▶ _Activity_
Give the data below again exactly as it stands. Omit the pictures.

┌────────

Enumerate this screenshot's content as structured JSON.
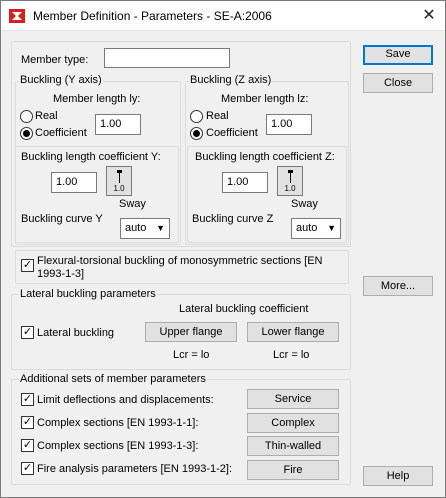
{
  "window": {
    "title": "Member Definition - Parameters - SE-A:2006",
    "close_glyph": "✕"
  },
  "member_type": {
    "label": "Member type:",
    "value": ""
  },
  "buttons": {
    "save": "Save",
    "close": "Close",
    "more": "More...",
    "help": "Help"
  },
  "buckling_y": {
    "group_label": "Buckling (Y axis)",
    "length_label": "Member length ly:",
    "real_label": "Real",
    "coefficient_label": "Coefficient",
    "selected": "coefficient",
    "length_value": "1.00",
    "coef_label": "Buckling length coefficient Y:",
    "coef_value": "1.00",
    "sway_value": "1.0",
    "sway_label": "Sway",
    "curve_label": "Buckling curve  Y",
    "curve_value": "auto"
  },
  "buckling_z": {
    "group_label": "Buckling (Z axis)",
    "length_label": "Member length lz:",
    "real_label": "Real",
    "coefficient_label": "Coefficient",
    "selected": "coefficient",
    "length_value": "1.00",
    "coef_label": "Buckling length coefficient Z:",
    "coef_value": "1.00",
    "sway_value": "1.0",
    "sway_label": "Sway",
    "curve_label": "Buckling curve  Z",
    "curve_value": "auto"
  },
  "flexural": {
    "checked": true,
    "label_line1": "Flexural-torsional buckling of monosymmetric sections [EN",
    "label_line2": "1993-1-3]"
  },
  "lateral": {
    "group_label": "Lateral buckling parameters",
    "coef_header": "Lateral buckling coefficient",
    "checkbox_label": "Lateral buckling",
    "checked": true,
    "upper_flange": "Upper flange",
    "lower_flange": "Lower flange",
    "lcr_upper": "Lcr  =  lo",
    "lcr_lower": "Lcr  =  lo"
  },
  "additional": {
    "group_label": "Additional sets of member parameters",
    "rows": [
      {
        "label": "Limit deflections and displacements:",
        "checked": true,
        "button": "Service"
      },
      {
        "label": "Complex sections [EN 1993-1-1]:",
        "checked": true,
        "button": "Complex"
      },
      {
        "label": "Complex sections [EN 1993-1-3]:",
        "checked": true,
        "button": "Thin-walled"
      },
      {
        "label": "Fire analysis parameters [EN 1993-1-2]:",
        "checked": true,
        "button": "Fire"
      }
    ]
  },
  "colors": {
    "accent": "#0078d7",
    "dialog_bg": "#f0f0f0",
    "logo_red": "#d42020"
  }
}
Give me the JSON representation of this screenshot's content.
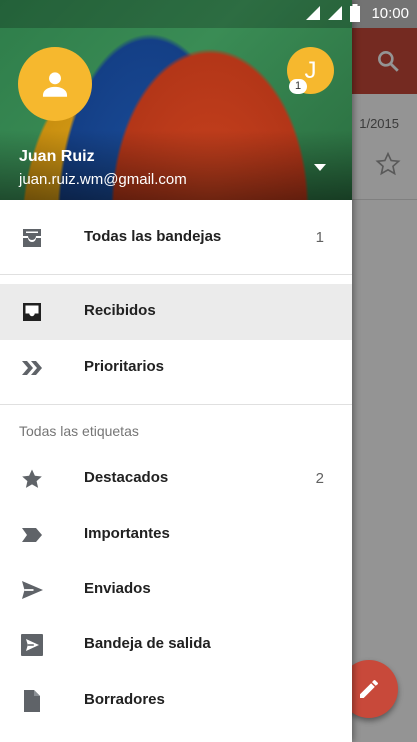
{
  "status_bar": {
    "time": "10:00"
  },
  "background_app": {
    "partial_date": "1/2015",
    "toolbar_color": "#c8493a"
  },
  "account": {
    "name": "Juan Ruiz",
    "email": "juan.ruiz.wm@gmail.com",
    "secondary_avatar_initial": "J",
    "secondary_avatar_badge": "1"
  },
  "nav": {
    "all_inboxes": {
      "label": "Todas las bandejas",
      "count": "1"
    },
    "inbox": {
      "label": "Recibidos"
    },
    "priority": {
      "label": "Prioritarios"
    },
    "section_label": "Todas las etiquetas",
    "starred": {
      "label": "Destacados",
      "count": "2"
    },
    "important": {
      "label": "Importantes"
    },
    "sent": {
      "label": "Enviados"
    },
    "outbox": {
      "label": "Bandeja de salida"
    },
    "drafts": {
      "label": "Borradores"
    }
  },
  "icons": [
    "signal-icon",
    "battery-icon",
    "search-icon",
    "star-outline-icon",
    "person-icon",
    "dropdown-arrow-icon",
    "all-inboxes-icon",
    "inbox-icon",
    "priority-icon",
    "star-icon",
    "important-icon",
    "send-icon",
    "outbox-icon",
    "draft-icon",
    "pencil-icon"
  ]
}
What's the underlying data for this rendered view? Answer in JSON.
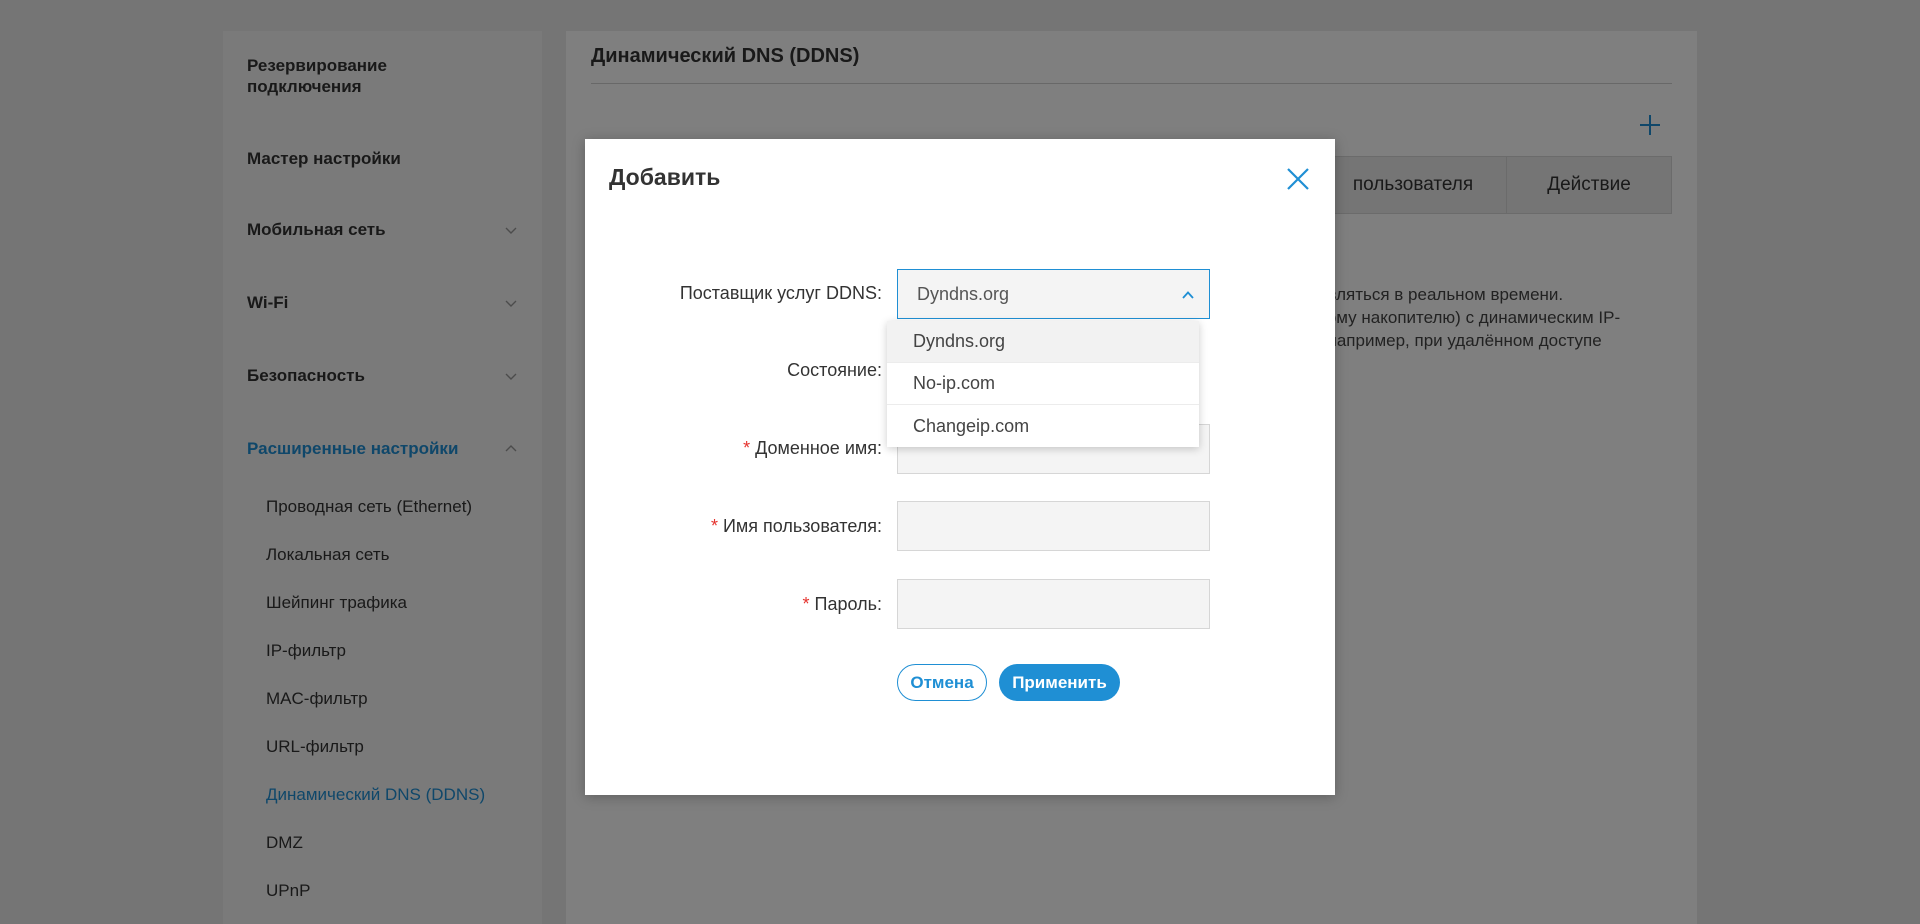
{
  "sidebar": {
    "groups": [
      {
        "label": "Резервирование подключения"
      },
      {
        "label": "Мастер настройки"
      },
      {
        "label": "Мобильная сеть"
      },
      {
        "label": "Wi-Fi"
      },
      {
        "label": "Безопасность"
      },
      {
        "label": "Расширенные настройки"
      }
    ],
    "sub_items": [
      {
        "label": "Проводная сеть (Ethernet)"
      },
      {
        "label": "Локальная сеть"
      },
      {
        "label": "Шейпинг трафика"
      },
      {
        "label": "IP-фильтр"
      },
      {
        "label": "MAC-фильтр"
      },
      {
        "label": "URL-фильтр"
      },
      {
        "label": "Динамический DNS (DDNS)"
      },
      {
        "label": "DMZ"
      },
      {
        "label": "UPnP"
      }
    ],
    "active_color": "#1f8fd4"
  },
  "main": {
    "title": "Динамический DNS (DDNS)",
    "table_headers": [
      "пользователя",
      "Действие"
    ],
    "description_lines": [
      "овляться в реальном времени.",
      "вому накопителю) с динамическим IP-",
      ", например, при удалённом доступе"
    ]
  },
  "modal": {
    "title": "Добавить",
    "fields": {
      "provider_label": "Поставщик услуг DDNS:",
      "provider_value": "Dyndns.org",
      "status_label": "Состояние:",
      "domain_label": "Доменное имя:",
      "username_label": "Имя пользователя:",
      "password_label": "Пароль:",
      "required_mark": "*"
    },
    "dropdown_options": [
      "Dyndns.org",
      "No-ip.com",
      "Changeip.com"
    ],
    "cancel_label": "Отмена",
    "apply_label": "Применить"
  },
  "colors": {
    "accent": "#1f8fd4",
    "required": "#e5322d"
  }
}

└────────

▶ _Exercise output_
Enumerate this screenshot's content as structured JSON.
{
  "window": {
    "title": "Member Definition - Parameters - SE-A:2006",
    "close_glyph": "✕"
  },
  "member_type": {
    "label": "Member type:",
    "value": ""
  },
  "buttons": {
    "save": "Save",
    "close": "Close",
    "more": "More...",
    "help": "Help"
  },
  "buckling_y": {
    "group_label": "Buckling (Y axis)",
    "length_label": "Member length ly:",
    "real_label": "Real",
    "coefficient_label": "Coefficient",
    "selected": "coefficient",
    "length_value": "1.00",
    "coef_label": "Buckling length coefficient Y:",
    "coef_value": "1.00",
    "sway_value": "1.0",
    "sway_label": "Sway",
    "curve_label": "Buckling curve  Y",
    "curve_value": "auto"
  },
  "buckling_z": {
    "group_label": "Buckling (Z axis)",
    "length_label": "Member length lz:",
    "real_label": "Real",
    "coefficient_label": "Coefficient",
    "selected": "coefficient",
    "length_value": "1.00",
    "coef_label": "Buckling length coefficient Z:",
    "coef_value": "1.00",
    "sway_value": "1.0",
    "sway_label": "Sway",
    "curve_label": "Buckling curve  Z",
    "curve_value": "auto"
  },
  "flexural": {
    "checked": true,
    "label_line1": "Flexural-torsional buckling of monosymmetric sections [EN",
    "label_line2": "1993-1-3]"
  },
  "lateral": {
    "group_label": "Lateral buckling parameters",
    "coef_header": "Lateral buckling coefficient",
    "checkbox_label": "Lateral buckling",
    "checked": true,
    "upper_flange": "Upper flange",
    "lower_flange": "Lower flange",
    "lcr_upper": "Lcr  =  lo",
    "lcr_lower": "Lcr  =  lo"
  },
  "additional": {
    "group_label": "Additional sets of member parameters",
    "rows": [
      {
        "label": "Limit deflections and displacements:",
        "checked": true,
        "button": "Service"
      },
      {
        "label": "Complex sections [EN 1993-1-1]:",
        "checked": true,
        "button": "Complex"
      },
      {
        "label": "Complex sections [EN 1993-1-3]:",
        "checked": true,
        "button": "Thin-walled"
      },
      {
        "label": "Fire analysis parameters [EN 1993-1-2]:",
        "checked": true,
        "button": "Fire"
      }
    ]
  },
  "colors": {
    "accent": "#0078d7",
    "dialog_bg": "#f0f0f0",
    "logo_red": "#d42020"
  }
}
Give me the JSON representation of this screenshot's content.
{
  "status_bar": {
    "time": "10:00"
  },
  "background_app": {
    "partial_date": "1/2015",
    "toolbar_color": "#c8493a"
  },
  "account": {
    "name": "Juan Ruiz",
    "email": "juan.ruiz.wm@gmail.com",
    "secondary_avatar_initial": "J",
    "secondary_avatar_badge": "1"
  },
  "nav": {
    "all_inboxes": {
      "label": "Todas las bandejas",
      "count": "1"
    },
    "inbox": {
      "label": "Recibidos"
    },
    "priority": {
      "label": "Prioritarios"
    },
    "section_label": "Todas las etiquetas",
    "starred": {
      "label": "Destacados",
      "count": "2"
    },
    "important": {
      "label": "Importantes"
    },
    "sent": {
      "label": "Enviados"
    },
    "outbox": {
      "label": "Bandeja de salida"
    },
    "drafts": {
      "label": "Borradores"
    }
  },
  "icons": [
    "signal-icon",
    "battery-icon",
    "search-icon",
    "star-outline-icon",
    "person-icon",
    "dropdown-arrow-icon",
    "all-inboxes-icon",
    "inbox-icon",
    "priority-icon",
    "star-icon",
    "important-icon",
    "send-icon",
    "outbox-icon",
    "draft-icon",
    "pencil-icon"
  ]
}
What's the underlying data for this rendered view? Answer in JSON.
{
  "sidebar": {
    "groups": [
      {
        "label": "Резервирование подключения"
      },
      {
        "label": "Мастер настройки"
      },
      {
        "label": "Мобильная сеть"
      },
      {
        "label": "Wi-Fi"
      },
      {
        "label": "Безопасность"
      },
      {
        "label": "Расширенные настройки"
      }
    ],
    "sub_items": [
      {
        "label": "Проводная сеть (Ethernet)"
      },
      {
        "label": "Локальная сеть"
      },
      {
        "label": "Шейпинг трафика"
      },
      {
        "label": "IP-фильтр"
      },
      {
        "label": "MAC-фильтр"
      },
      {
        "label": "URL-фильтр"
      },
      {
        "label": "Динамический DNS (DDNS)"
      },
      {
        "label": "DMZ"
      },
      {
        "label": "UPnP"
      }
    ],
    "active_color": "#1f8fd4"
  },
  "main": {
    "title": "Динамический DNS (DDNS)",
    "table_headers": [
      "пользователя",
      "Действие"
    ],
    "description_lines": [
      "овляться в реальном времени.",
      "вому накопителю) с динамическим IP-",
      ", например, при удалённом доступе"
    ]
  },
  "modal": {
    "title": "Добавить",
    "fields": {
      "provider_label": "Поставщик услуг DDNS:",
      "provider_value": "Dyndns.org",
      "status_label": "Состояние:",
      "domain_label": "Доменное имя:",
      "username_label": "Имя пользователя:",
      "password_label": "Пароль:",
      "required_mark": "*"
    },
    "dropdown_options": [
      "Dyndns.org",
      "No-ip.com",
      "Changeip.com"
    ],
    "cancel_label": "Отмена",
    "apply_label": "Применить"
  },
  "colors": {
    "accent": "#1f8fd4",
    "required": "#e5322d"
  }
}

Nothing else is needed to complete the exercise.